--- Source material Enclosed Below ---

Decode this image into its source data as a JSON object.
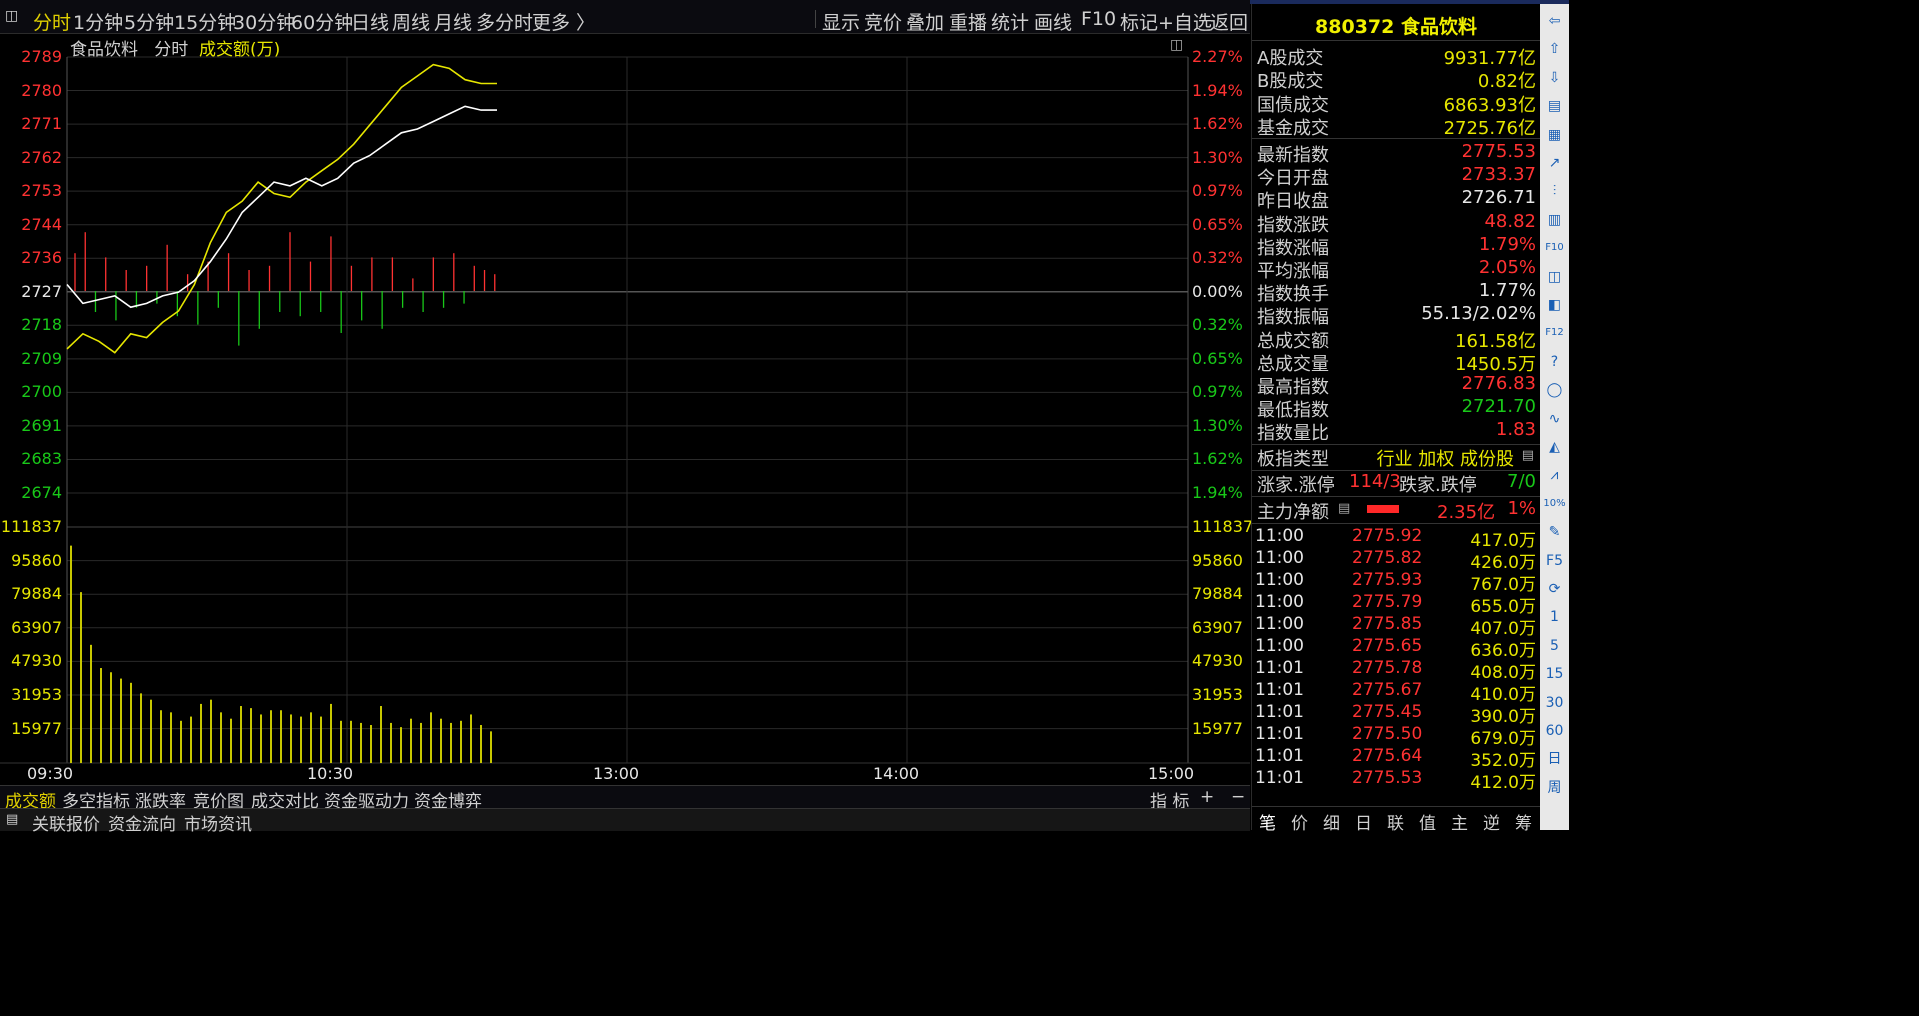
{
  "toolbar": {
    "periods": [
      "分时",
      "1分钟",
      "5分钟",
      "15分钟",
      "30分钟",
      "60分钟",
      "日线",
      "周线",
      "月线",
      "多分时",
      "更多 〉"
    ],
    "actions": [
      "显示",
      "竞价",
      "叠加",
      "重播",
      "统计",
      "画线",
      "F10",
      "标记",
      "+自选",
      "返回"
    ]
  },
  "chart": {
    "name": "食品饮料",
    "mode": "分时",
    "indicator": "成交额(万)",
    "price_ticks": [
      "2789",
      "2780",
      "2771",
      "2762",
      "2753",
      "2744",
      "2736",
      "2727",
      "2718",
      "2709",
      "2700",
      "2691",
      "2683",
      "2674"
    ],
    "pct_ticks": [
      "2.27%",
      "1.94%",
      "1.62%",
      "1.30%",
      "0.97%",
      "0.65%",
      "0.32%",
      "0.00%",
      "0.32%",
      "0.65%",
      "0.97%",
      "1.30%",
      "1.62%",
      "1.94%"
    ],
    "vol_ticks": [
      "111837",
      "95860",
      "79884",
      "63907",
      "47930",
      "31953",
      "15977"
    ],
    "time_ticks": [
      "09:30",
      "10:30",
      "13:00",
      "14:00",
      "15:00"
    ],
    "colors": {
      "up": "#ff3232",
      "down": "#19c819",
      "index_line": "#ffffff",
      "avg_line": "#e6e600",
      "volume": "#c8c800"
    }
  },
  "chart_data": {
    "type": "line",
    "title": "食品饮料",
    "series": [
      {
        "values": [
          2729,
          2724,
          2725,
          2726,
          2723,
          2724,
          2726,
          2727,
          2730,
          2735,
          2741,
          2748,
          2752,
          2756,
          2755,
          2757,
          2755,
          2757,
          2761,
          2763,
          2766,
          2769,
          2770,
          2772,
          2774,
          2776,
          2775,
          2775
        ]
      },
      {
        "values": [
          2712,
          2716,
          2714,
          2711,
          2716,
          2715,
          2719,
          2722,
          2729,
          2740,
          2748,
          2751,
          2756,
          2753,
          2752,
          2756,
          2759,
          2762,
          2766,
          2771,
          2776,
          2781,
          2784,
          2787,
          2786,
          2783,
          2782,
          2782
        ]
      }
    ],
    "ylim": [
      2674,
      2789
    ]
  },
  "volume_data": [
    103000,
    81000,
    56000,
    45000,
    43000,
    40000,
    38000,
    33000,
    30000,
    25000,
    24000,
    20000,
    22000,
    28000,
    30000,
    24000,
    21000,
    27000,
    26000,
    23000,
    25000,
    25000,
    23000,
    22000,
    24000,
    22000,
    28000,
    20000,
    20000,
    19000,
    18000,
    27000,
    19000,
    17000,
    21000,
    19000,
    24000,
    21000,
    19000,
    20000,
    23000,
    18000,
    15000
  ],
  "flow_data": [
    9,
    14,
    -5,
    8,
    -7,
    5,
    -4,
    6,
    -3,
    11,
    -6,
    4,
    -8,
    7,
    -4,
    9,
    -13,
    5,
    -9,
    6,
    -5,
    14,
    -6,
    7,
    -5,
    13,
    -10,
    6,
    -7,
    8,
    -9,
    8,
    -4,
    3,
    -5,
    8,
    -4,
    9,
    -3,
    6,
    5,
    4
  ],
  "bottom_tabs": [
    "成交额",
    "多空指标",
    "涨跌率",
    "竞价图",
    "成交对比",
    "资金驱动力",
    "资金博弈"
  ],
  "bottom_right": [
    "指 标",
    "+",
    "−"
  ],
  "status_tabs": [
    "关联报价",
    "资金流向",
    "市场资讯"
  ],
  "panel": {
    "code_title": "880372 食品饮料",
    "turnover": [
      {
        "label": "A股成交",
        "value": "9931.77亿"
      },
      {
        "label": "B股成交",
        "value": "0.82亿"
      },
      {
        "label": "国债成交",
        "value": "6863.93亿"
      },
      {
        "label": "基金成交",
        "value": "2725.76亿"
      }
    ],
    "stats": [
      {
        "label": "最新指数",
        "value": "2775.53",
        "color": "#ff3232"
      },
      {
        "label": "今日开盘",
        "value": "2733.37",
        "color": "#ff3232"
      },
      {
        "label": "昨日收盘",
        "value": "2726.71",
        "color": "#e6e6e6"
      },
      {
        "label": "指数涨跌",
        "value": "48.82",
        "color": "#ff3232"
      },
      {
        "label": "指数涨幅",
        "value": "1.79%",
        "color": "#ff3232"
      },
      {
        "label": "平均涨幅",
        "value": "2.05%",
        "color": "#ff3232"
      },
      {
        "label": "指数换手",
        "value": "1.77%",
        "color": "#e6e6e6"
      },
      {
        "label": "指数振幅",
        "value": "55.13/2.02%",
        "color": "#e6e6e6"
      },
      {
        "label": "总成交额",
        "value": "161.58亿",
        "color": "#e6e600"
      },
      {
        "label": "总成交量",
        "value": "1450.5万",
        "color": "#e6e600"
      },
      {
        "label": "最高指数",
        "value": "2776.83",
        "color": "#ff3232"
      },
      {
        "label": "最低指数",
        "value": "2721.70",
        "color": "#19c819"
      },
      {
        "label": "指数量比",
        "value": "1.83",
        "color": "#ff3232"
      }
    ],
    "board_label": "板指类型",
    "board_value": "行业 加权 成份股",
    "updown_label1": "涨家.涨停",
    "updown_value1": "114/3",
    "updown_label2": "跌家.跌停",
    "updown_value2": "7/0",
    "main_flow_label": "主力净额",
    "main_flow_value": "2.35亿",
    "main_flow_pct": "1%",
    "ticks": [
      {
        "t": "11:00",
        "p": "2775.92",
        "v": "417.0万"
      },
      {
        "t": "11:00",
        "p": "2775.82",
        "v": "426.0万"
      },
      {
        "t": "11:00",
        "p": "2775.93",
        "v": "767.0万"
      },
      {
        "t": "11:00",
        "p": "2775.79",
        "v": "655.0万"
      },
      {
        "t": "11:00",
        "p": "2775.85",
        "v": "407.0万"
      },
      {
        "t": "11:00",
        "p": "2775.65",
        "v": "636.0万"
      },
      {
        "t": "11:01",
        "p": "2775.78",
        "v": "408.0万"
      },
      {
        "t": "11:01",
        "p": "2775.67",
        "v": "410.0万"
      },
      {
        "t": "11:01",
        "p": "2775.45",
        "v": "390.0万"
      },
      {
        "t": "11:01",
        "p": "2775.50",
        "v": "679.0万"
      },
      {
        "t": "11:01",
        "p": "2775.64",
        "v": "352.0万"
      },
      {
        "t": "11:01",
        "p": "2775.53",
        "v": "412.0万"
      }
    ],
    "tabs": [
      "笔",
      "价",
      "细",
      "日",
      "联",
      "值",
      "主",
      "逆",
      "筹"
    ]
  },
  "sidebar": [
    "⇦",
    "⇧",
    "⇩",
    "▤",
    "▦",
    "↗",
    "⫶",
    "▥",
    "F10",
    "◫",
    "◧",
    "F12",
    "?",
    "◯",
    "∿",
    "◭",
    "⩘",
    "10%",
    "✎",
    "F5",
    "⟳",
    "1",
    "5",
    "15",
    "30",
    "60",
    "日",
    "周"
  ]
}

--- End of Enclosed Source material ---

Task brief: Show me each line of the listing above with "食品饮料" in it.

Result below:
    "name": "食品饮料",
    "title": "食品饮料",
    "code_title": "880372 食品饮料",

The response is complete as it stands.